  • Do:
    • Assume that all families in the school have something to contribute, and they’re more likely to participate if they feel welcome, are included, and are asked directly.
    • Listen to what parents across the community say should be done for the group to be more inclusive and representative.
      • It can be difficult to hear what you may be doing wrong, but the only way we can improve is by having honest conversations with others.
  • Don’t:
    • Ignore the ways in which families already participate or contribute to the school
    • Assume that families who don’t have privilege have not contributed to the school in meaningful ways.
  • Remember: Formal parent organizations are not the preferred way for some parents to participate at school. ALL contributions that parents make to their children’s education are valuable.
  • Do:
    • Pay attention to how privilege plays out in meetings and decision-making
      • Is it always the same parents at meetings, voting and deciding on activities and events that impact all students?
    • Form relationships across differences to build the influence of families underrepresented in decision-making
  • Don’t:
    • Make decisions – even if it slows progress – without the voices and representation of parents who don’t have privilege.
      • Ask your school for help sending out surveys, or simply ask the educators, social workers and administrators who know families best for their input
  • Remember: Pursuing equity and inclusion means being clear about how injustice shows up, finding ways to confront it, and changing the systems that create and sustain it.
  • Do:
    • Actively seek to encourage, follow, and respect the leadership of underrepresented families
      • If certain families are not being represented at meetings and within decision-making processes, it’s your job to make personal connections and seek out their input
    • Provide opportunities for group members and leaders to get to know each other
    • Recognize the diversity in your community, openly discuss intentions to be inclusive, encourage people to voice concerns
      • Openness and transparency in every aspect of PTA is important. Encourage others to ask questions and be open to new ideas. The “old way” of doing things isn’t always the best way.
  • Don’t:
    • Continually utilize one person or a small group of people to make the PTA seem more representative of the school
      • i.e.: Tokenism
  • Remember: relationship building is key to breaking down walls and barriers
  • Do:
    • Choose events that reflect ideas, traditions, cultures, abilities and strengths of families represented in the school
    • Make events accessible to ALL families
  • Don’t:

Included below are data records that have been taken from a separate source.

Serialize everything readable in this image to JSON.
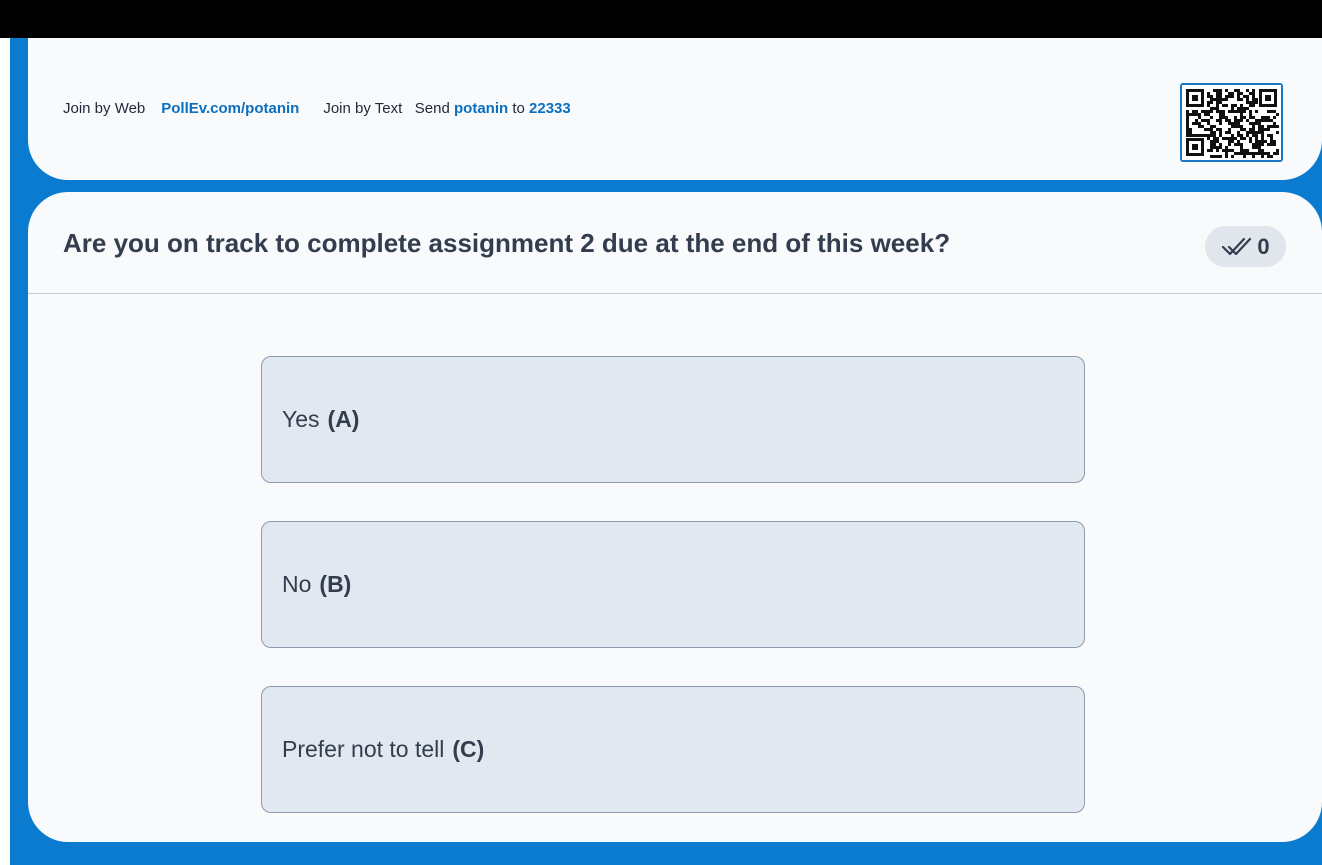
{
  "header": {
    "join_web_label": "Join by Web",
    "join_web_url": "PollEv.com/potanin",
    "join_text_label": "Join by Text",
    "send_word": "Send",
    "keyword": "potanin",
    "to_word": "to",
    "number": "22333",
    "qr_icon": "qr-code-icon"
  },
  "question": {
    "title": "Are you on track to complete assignment 2 due at the end of this week?",
    "response_count": "0",
    "response_icon": "double-check-icon"
  },
  "options": [
    {
      "text": "Yes",
      "key": "(A)"
    },
    {
      "text": "No",
      "key": "(B)"
    },
    {
      "text": "Prefer not to tell",
      "key": "(C)"
    }
  ],
  "colors": {
    "brand_blue": "#0b7bd0",
    "link_blue": "#0b6fc0",
    "card_bg": "#f8fafc",
    "option_bg": "#e1e8f0",
    "text_dark": "#333d4d"
  }
}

    • Hold events that put an undue burden on families
      • Traveling far distances, odd hours, cost
    • Only hold events at the same times/locations
      • Switch things up! Friday nights aren’t the only times you can hold events. A weekday morning meet and greet, a work day to plant flowers around school right after school, a Sunday afternoon day of popsicles and playground fun can all be added in addition to the Friday night dance or STEM night.
  • Remember: events should involve the entire school community, and build and strengthen it across race, class, language, nationality, educational background, and abilities.
  • Do:
    • Choose events that reflect ideas, traditions, cultures, abilities and strengths of families represented in the school
    • Make events accessible to ALL families
  • Don’t:
    • Hold events that put an undue burden on families
      • Traveling far distances, odd hours, cost
    • Only hold events at the same times/locations
      • Switch things up! Friday nights aren’t the only times you can hold events. A weekday morning meet and greet, a work day to plant flowers around school right after school, a Sunday afternoon day of popsicles and playground fun can all be added in addition to the Friday night dance or STEM night.
  • Remember: events should involve the entire school community, and build and strengthen it across race, class, language, nationality, educational background, and abilities.